In the end, the Florida/Oklahoma game looked very sloppy compared to the others. If we tossed out the rankings and just looked at the games played, Utah and USC looked like the two best teams of the 'elite' bunch. But, having a big game optimized for TV helps to rake in the money. I guess it will stay, even if it means getting stuck with lesser games past they time when I care.

Saturday, January 03, 2009

PAC-10 wins bowl derby

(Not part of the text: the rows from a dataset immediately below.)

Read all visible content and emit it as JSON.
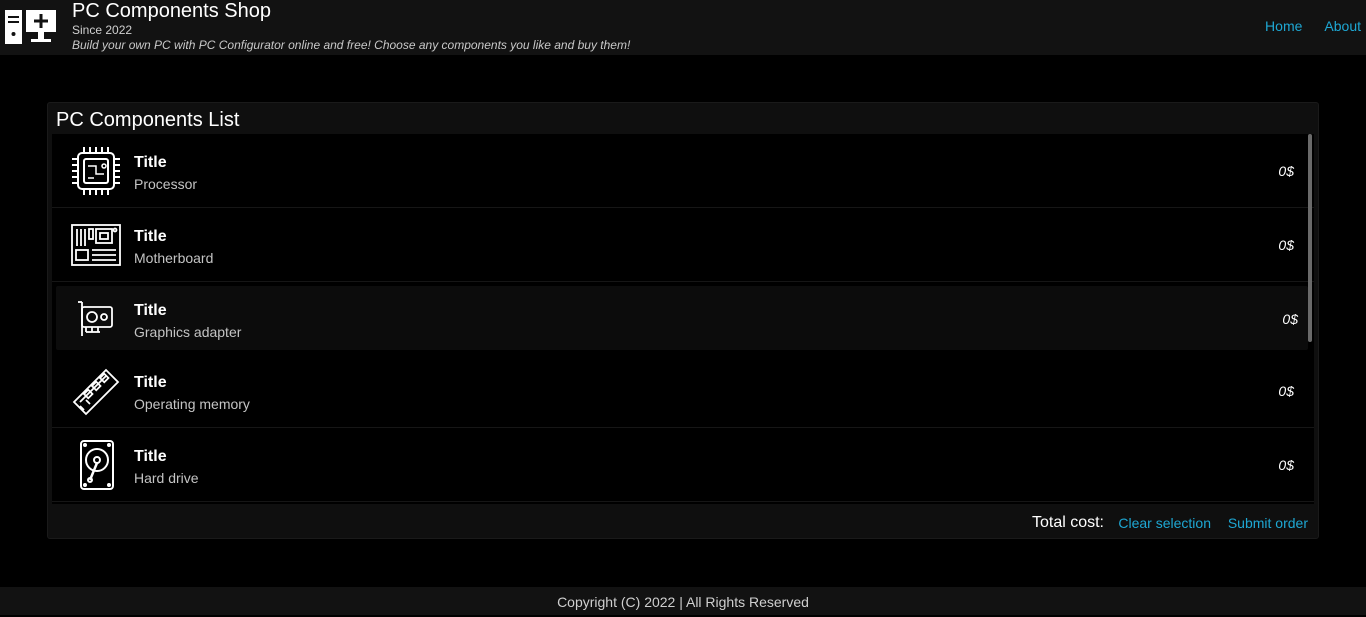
{
  "header": {
    "title": "PC Components Shop",
    "since": "Since 2022",
    "tagline": "Build your own PC with PC Configurator online and free! Choose any components you like and buy them!",
    "nav": [
      {
        "label": "Home"
      },
      {
        "label": "About"
      }
    ]
  },
  "panel": {
    "title": "PC Components List",
    "items": [
      {
        "icon": "processor-icon",
        "title": "Title",
        "subtitle": "Processor",
        "price": "0$"
      },
      {
        "icon": "motherboard-icon",
        "title": "Title",
        "subtitle": "Motherboard",
        "price": "0$"
      },
      {
        "icon": "graphics-card-icon",
        "title": "Title",
        "subtitle": "Graphics adapter",
        "price": "0$"
      },
      {
        "icon": "memory-icon",
        "title": "Title",
        "subtitle": "Operating memory",
        "price": "0$"
      },
      {
        "icon": "hard-drive-icon",
        "title": "Title",
        "subtitle": "Hard drive",
        "price": "0$"
      }
    ],
    "total_label": "Total cost:",
    "clear_label": "Clear selection",
    "submit_label": "Submit order"
  },
  "footer": {
    "copyright": "Copyright (C) 2022 | All Rights Reserved"
  },
  "colors": {
    "accent": "#1ea7d3",
    "background": "#000000",
    "header_bg": "#121212"
  }
}
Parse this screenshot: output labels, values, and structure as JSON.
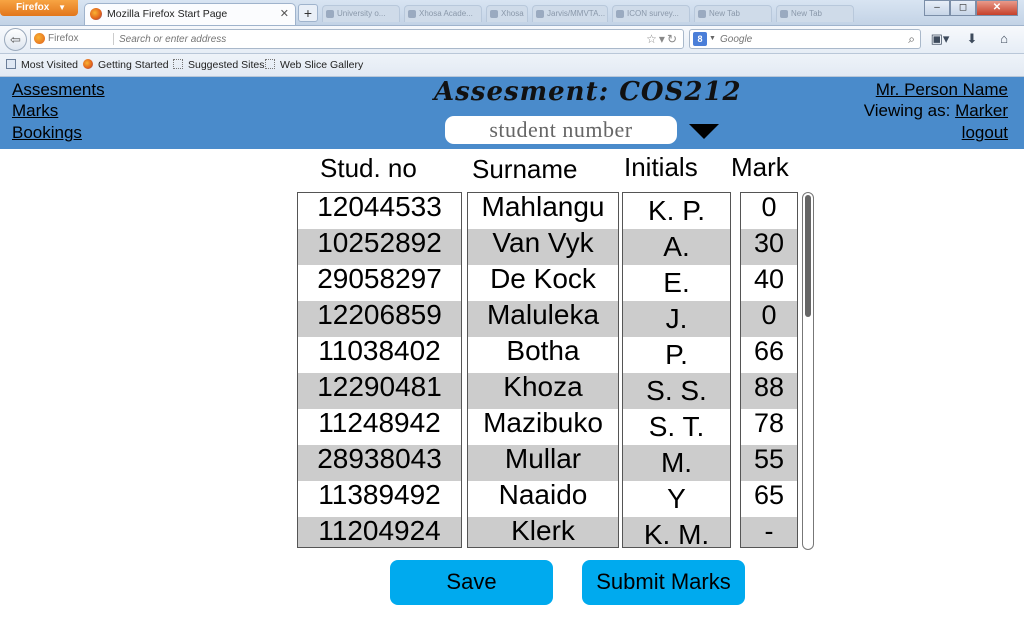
{
  "browser": {
    "menu_button": "Firefox",
    "active_tab": "Mozilla Firefox Start Page",
    "background_tabs": [
      "University o...",
      "Xhosa Acade...",
      "Xhosa",
      "Jarvis/MMVTA...",
      "ICON survey...",
      "New Tab",
      "New Tab"
    ],
    "window_controls": {
      "minimize": "–",
      "maximize": "◻",
      "close": "✕"
    },
    "identity_label": "Firefox",
    "url_placeholder": "Search or enter address",
    "search_engine": "8",
    "search_placeholder": "Google",
    "bookmarks": [
      "Most Visited",
      "Getting Started",
      "Suggested Sites",
      "Web Slice Gallery"
    ]
  },
  "header": {
    "nav": {
      "assessments": "Assesments",
      "marks": "Marks",
      "bookings": "Bookings"
    },
    "title": "Assesment: COS212",
    "student_select": "student number",
    "user_name": "Mr. Person Name",
    "viewing_as_label": "Viewing as:",
    "viewing_as_role": "Marker",
    "logout": "logout",
    "color": "#4a8bcb"
  },
  "table": {
    "headers": {
      "stud_no": "Stud. no",
      "surname": "Surname",
      "initials": "Initials",
      "mark": "Mark"
    },
    "stud_no": [
      "12044533",
      "10252892",
      "29058297",
      "12206859",
      "11038402",
      "12290481",
      "11248942",
      "28938043",
      "11389492",
      "11204924"
    ],
    "surname": [
      "Mahlangu",
      "Van Vyk",
      "De Kock",
      "Maluleka",
      "Botha",
      "Khoza",
      "Mazibuko",
      "Mullar",
      "Naaido",
      "Klerk"
    ],
    "initials": [
      "K. P.",
      "A.",
      "E.",
      "J.",
      "P.",
      "S. S.",
      "S. T.",
      "M.",
      "Y",
      "K. M."
    ],
    "mark": [
      "0",
      "30",
      "40",
      "0",
      "66",
      "88",
      "78",
      "55",
      "65",
      "-"
    ]
  },
  "actions": {
    "save": "Save",
    "submit": "Submit Marks",
    "color": "#00aaee"
  }
}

The Pac-10 has finished its bowl season undefeated. Three of the victories were over higher ranked teams, with USC and California being the only teams favored. (Those two were also both lucky enough to get games in their own backyard.) Even looking at victories alone, the SEC is the only conference that has the potential to obtain more bowl victories. However, the SEC already has two bowl losses. More bowl teams is often a sign of a better conference. However, in this case, things are rigged somewhat against the PAC-10. The SEC has two additional teams, so there are two additional opportunities for bowl berths. The PAC-10 also plays 9 conference games (vs. 8 for all other conferences.) This means that half the teams will lose an additional game. In the SEC, this game would probably be an easy victory over a IAA cupcake. Sprinkle an extra loss on the bottom half of the SEC and you'd lose a couple of their bowl victories, making the PAC-10 appear even more dominant.

Friday, January 02, 2009

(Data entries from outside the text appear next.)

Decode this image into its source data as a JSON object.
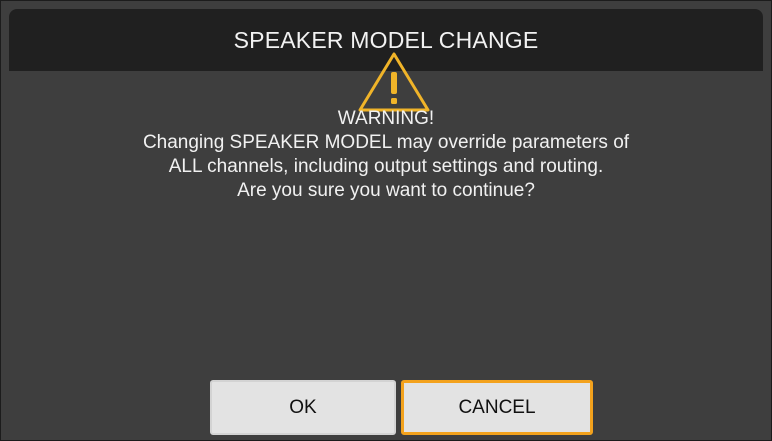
{
  "dialog": {
    "title": "SPEAKER MODEL CHANGE",
    "icon": "warning-triangle-icon",
    "accent_color": "#F3A21D",
    "message": {
      "heading": "WARNING!",
      "lines": [
        "Changing SPEAKER MODEL may override parameters of",
        "ALL channels, including output settings and routing.",
        "Are you sure you want to continue?"
      ]
    },
    "buttons": {
      "ok_label": "OK",
      "cancel_label": "CANCEL",
      "focused": "CANCEL"
    }
  }
}
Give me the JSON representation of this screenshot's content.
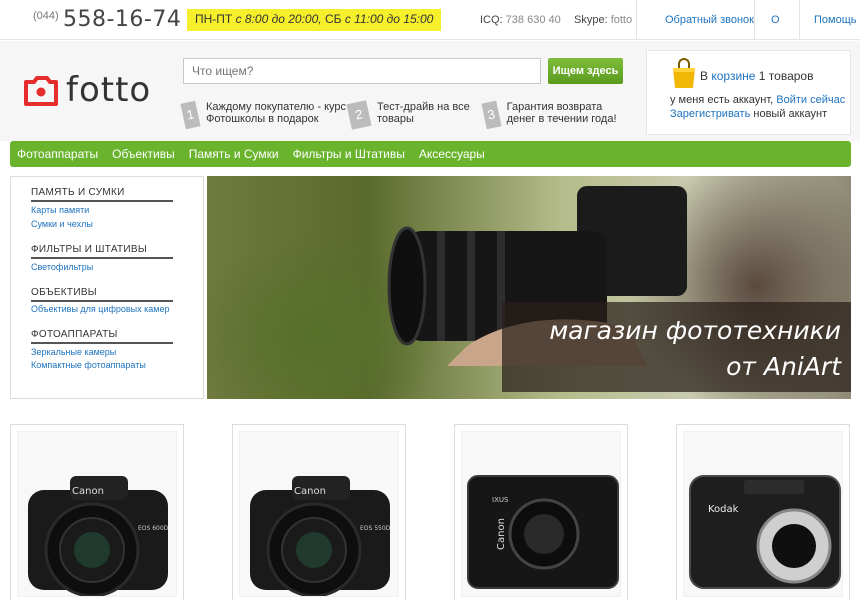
{
  "top": {
    "phone_code": "(044)",
    "phone_number": "558-16-74",
    "hours_days1": "ПН-ПТ",
    "hours_time1": " с 8:00 до 20:00, ",
    "hours_days2": "СБ",
    "hours_time2": " с 11:00 до 15:00",
    "icq_label": "ICQ: ",
    "icq_value": "738 630 40",
    "skype_label": "Skype: ",
    "skype_value": "fotto",
    "links": [
      "Обратный звонок",
      "О нас",
      "Помощь"
    ]
  },
  "logo": {
    "text": "fotto",
    "color": "#e52d2d"
  },
  "search": {
    "placeholder": "Что ищем?",
    "button": "Ищем здесь"
  },
  "promos": [
    {
      "num": "1",
      "text": "Каждому покупателю - курс Фотошколы в подарок"
    },
    {
      "num": "2",
      "text": "Тест-драйв на все товары"
    },
    {
      "num": "3",
      "text": "Гарантия возврата денег в течении года!"
    }
  ],
  "cart": {
    "prefix": "В ",
    "link": "корзине",
    "count": " 1 ",
    "suffix": "товаров",
    "account_text": "у меня есть аккаунт, ",
    "login_link": "Войти сейчас",
    "register_link": "Зарегистривать",
    "register_suffix": " новый аккаунт"
  },
  "nav": [
    "Фотоаппараты",
    "Объективы",
    "Память и Сумки",
    "Фильтры и Штативы",
    "Аксессуары"
  ],
  "sidebar": [
    {
      "title": "ПАМЯТЬ И СУМКИ",
      "links": [
        "Карты памяти",
        "Сумки и чехлы"
      ]
    },
    {
      "title": "ФИЛЬТРЫ И ШТАТИВЫ",
      "links": [
        "Светофильтры"
      ]
    },
    {
      "title": "ОБЪЕКТИВЫ",
      "links": [
        "Объективы для цифровых камер"
      ]
    },
    {
      "title": "ФОТОАППАРАТЫ",
      "links": [
        "Зеркальные камеры",
        "Компактные фотоаппараты"
      ]
    }
  ],
  "banner": {
    "line1": "магазин фототехники",
    "line2": "от AniArt"
  },
  "products": [
    {
      "brand": "Canon",
      "model": "EOS 600D",
      "kind": "dslr"
    },
    {
      "brand": "Canon",
      "model": "EOS 550D",
      "kind": "dslr"
    },
    {
      "brand": "Canon",
      "model": "IXUS",
      "kind": "compact"
    },
    {
      "brand": "Kodak",
      "model": "",
      "kind": "compact-kodak"
    }
  ]
}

Utah beats 'Bama and the SEC makes excuses

Utah continued there stretch of bowl victories by annihilating Alabama 31-17. After 10 minutes, the game was already over, with Utah scoring 21 points. The response from the SEC seems to be to make excuses (we had our star player suspended, we weren't prepared, we had injuries) Uh, nice try. Though don't mention that they were the de facto home team, playing a few hours from home near plenty of alumni. (Probably not a lot of Utah alums in the area.) They had also played the bowl game many times before and were quite familiar with the stadium and environs. Alabama also 'supposedly' had played big teams, and should have been ready for the game. Uh huh. When it comes down to it, Utah will end the season with no loses and victories over 2 teams that should end the season in the top 10. Alabama? Well, Georgia or Mississippi may end up in the top 15. With Wyoming's victory over Tennessee, that leaves the measly mountain west at 2-0 vs. the 'powerful SEC'.
USC gives us another example of west coat bias. They lost one game in the season, a narrow road loss to a 9-4 Oregon State. Florida also had one early loss, a narrow home loss to a 9-4 Mississippi. Both Florida and USC continued by destroying the other teams on their schedule. However, USC is deemed to have 'lost its chance' due to its loss. For Florida, on the other hand, the loss is brushed away.

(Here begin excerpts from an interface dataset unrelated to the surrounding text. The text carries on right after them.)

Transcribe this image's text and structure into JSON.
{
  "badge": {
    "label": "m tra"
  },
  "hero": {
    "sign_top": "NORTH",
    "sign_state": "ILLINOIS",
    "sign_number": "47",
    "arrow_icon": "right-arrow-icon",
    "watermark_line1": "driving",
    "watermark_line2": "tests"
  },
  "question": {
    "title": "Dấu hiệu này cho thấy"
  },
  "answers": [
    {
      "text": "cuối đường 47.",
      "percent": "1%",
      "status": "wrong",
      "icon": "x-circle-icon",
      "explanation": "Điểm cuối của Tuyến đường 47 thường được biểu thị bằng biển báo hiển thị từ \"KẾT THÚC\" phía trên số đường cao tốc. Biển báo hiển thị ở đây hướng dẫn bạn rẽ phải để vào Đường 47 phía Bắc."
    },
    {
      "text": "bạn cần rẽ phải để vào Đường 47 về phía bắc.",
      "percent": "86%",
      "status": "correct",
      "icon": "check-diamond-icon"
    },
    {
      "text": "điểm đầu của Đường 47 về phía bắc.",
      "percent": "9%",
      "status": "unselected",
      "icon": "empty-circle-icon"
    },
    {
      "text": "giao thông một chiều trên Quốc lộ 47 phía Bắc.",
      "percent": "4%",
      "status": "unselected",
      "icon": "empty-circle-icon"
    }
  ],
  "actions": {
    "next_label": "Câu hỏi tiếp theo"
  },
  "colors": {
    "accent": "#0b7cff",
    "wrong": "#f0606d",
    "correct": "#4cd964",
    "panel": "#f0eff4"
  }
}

Why is there such a desire to pander to the SEC (And to a lessor extent the Big-12)? It probably all comes down to money. The south lives for football. High school stadiums in Texas are larger than most IAA stadiums, and probably even comparable to some IA stadiums. The south lives off football. In Alabama, Mississippi and South Carolina, the college game is the highest level of football for a population that lives for the game. These are the rapid fans that watch the games, buy the gear, and bring in the revenue. Out west? High School games are much less of a community affair. USC and UCLA may get a lot of people to games - but they are to top football teams in the nations 2nd largest city. (And USC is really good.) Other than that, you have teams like Stanford offering money back guarantees on season tickets. It only makes sense to pander to the core constituency in the south. Keep their teams up near the top so they can continue to have a strong interest and keep the revenue flowing.